Presently, there are no viable strategies for control of the Brown Marmorated Stink Bug. The use of insecticides has very short-lived effect and there is evidence of resistance development. Even where insecticide is effective, repopulation occurs through migration from non-treated areas. In addition, on-farm insecticide use is not ideal due to disruption of integrated pest management programs.
Do your best to prevent them from entering your home. Placement of screens over windows, doors and vents, removal of window air conditioners and caulking cracks in windows and doorframes will deter the adults from entering. Removal of window air conditioners is important, as numerous BMSB will enter this way. If small numbers occur indoors, they can be removed either by hand or by using a shop-vacuum.
If large numbers are observed or have been observed in previous years, you may wish to contact your local pest control company who can do a perimeter pesticide spray.

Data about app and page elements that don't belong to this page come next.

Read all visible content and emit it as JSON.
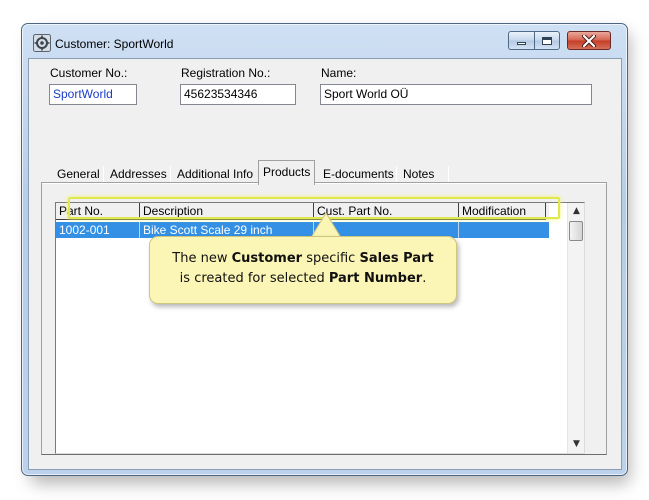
{
  "window": {
    "title": "Customer: SportWorld",
    "buttons": {
      "minimize": "minimize",
      "maximize": "maximize",
      "close": "close"
    }
  },
  "header_fields": {
    "customer_no": {
      "label": "Customer No.:",
      "value": "SportWorld"
    },
    "registration_no": {
      "label": "Registration No.:",
      "value": "45623534346"
    },
    "name": {
      "label": "Name:",
      "value": "Sport World OÜ"
    }
  },
  "tabs": [
    {
      "label": "General"
    },
    {
      "label": "Addresses"
    },
    {
      "label": "Additional Info"
    },
    {
      "label": "Products",
      "active": true
    },
    {
      "label": "E-documents"
    },
    {
      "label": "Notes"
    }
  ],
  "products_table": {
    "columns": [
      "Part No.",
      "Description",
      "Cust. Part No.",
      "Modification"
    ],
    "rows": [
      {
        "part_no": "1002-001",
        "description": "Bike Scott Scale 29 inch",
        "cust_part_no": "",
        "modification": "",
        "selected": true
      }
    ]
  },
  "callout": {
    "t1": "The new ",
    "b1": "Customer",
    "t2": " specific ",
    "b2": "Sales Part",
    "t3": "is created for selected ",
    "b3": "Part Number",
    "t4": "."
  },
  "colors": {
    "selection": "#3390e5",
    "highlight": "#dfe84c",
    "callout_bg": "#fcf6b6",
    "link_text": "#1a3cc8"
  }
}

This must be done at the appropriate time (when the insects first appear) and control may be difficult to achieve. It is important to consider the effects of pesticides in your home before any pesticide applications occur.
How to protect your crops:

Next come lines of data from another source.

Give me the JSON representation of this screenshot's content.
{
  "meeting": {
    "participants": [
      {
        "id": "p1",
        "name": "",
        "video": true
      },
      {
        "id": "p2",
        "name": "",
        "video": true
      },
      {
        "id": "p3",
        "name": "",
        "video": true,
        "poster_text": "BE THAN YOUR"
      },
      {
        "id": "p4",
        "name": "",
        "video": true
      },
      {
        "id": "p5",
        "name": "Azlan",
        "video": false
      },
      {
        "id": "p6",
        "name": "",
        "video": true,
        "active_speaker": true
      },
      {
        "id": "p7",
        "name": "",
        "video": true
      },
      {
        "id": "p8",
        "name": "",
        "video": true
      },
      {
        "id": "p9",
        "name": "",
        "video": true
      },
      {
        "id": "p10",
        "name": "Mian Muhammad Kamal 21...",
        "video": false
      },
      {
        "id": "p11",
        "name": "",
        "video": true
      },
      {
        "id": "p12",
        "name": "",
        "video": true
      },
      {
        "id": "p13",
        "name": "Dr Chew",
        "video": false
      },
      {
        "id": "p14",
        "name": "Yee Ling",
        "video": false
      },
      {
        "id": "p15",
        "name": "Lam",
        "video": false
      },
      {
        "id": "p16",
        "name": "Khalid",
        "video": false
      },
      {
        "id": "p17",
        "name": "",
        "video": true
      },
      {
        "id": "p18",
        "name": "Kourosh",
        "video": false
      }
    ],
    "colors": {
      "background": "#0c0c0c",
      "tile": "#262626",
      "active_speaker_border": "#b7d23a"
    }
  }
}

- Stay informed through Rutgers NJAES as management strategies are developed.
- Brown Marmorated Stink Bug IPM Working Group: Additional Resources
- See the Growing Produce publication of the Agricultural Research Service Action Plan. Some objectives for the short term are quoted below.
"Define a rational chemically based management strategy first as an immediate emergency stop-gap rescue strategy, and second as part of a sustainable pest management plan. At the present time, growers are applying pesticides belonging to one or two chemical classes, namely the pyrethroids and carbamates, in an attempt to save their crops. Chemical control is not considered desirable over the long-term, due to expected crop resistance to these chemicals and disruptions to integrated pest management (IPM) programs, but will play an immediate role in salvaging crop production and a limited, ongoing role in more sustainable management programs. Accordingly, researchers will seek to define an appropriate short-term chemical control strategy for the 2011 season as researchers carry out the medium- and long-term research needed to develop a more sustainable approach."
See StopBMSB.org for more information.
Contributing Locations: ARS-Kearneysville; PSU; Rutgers; Virginia Tech; and UMD.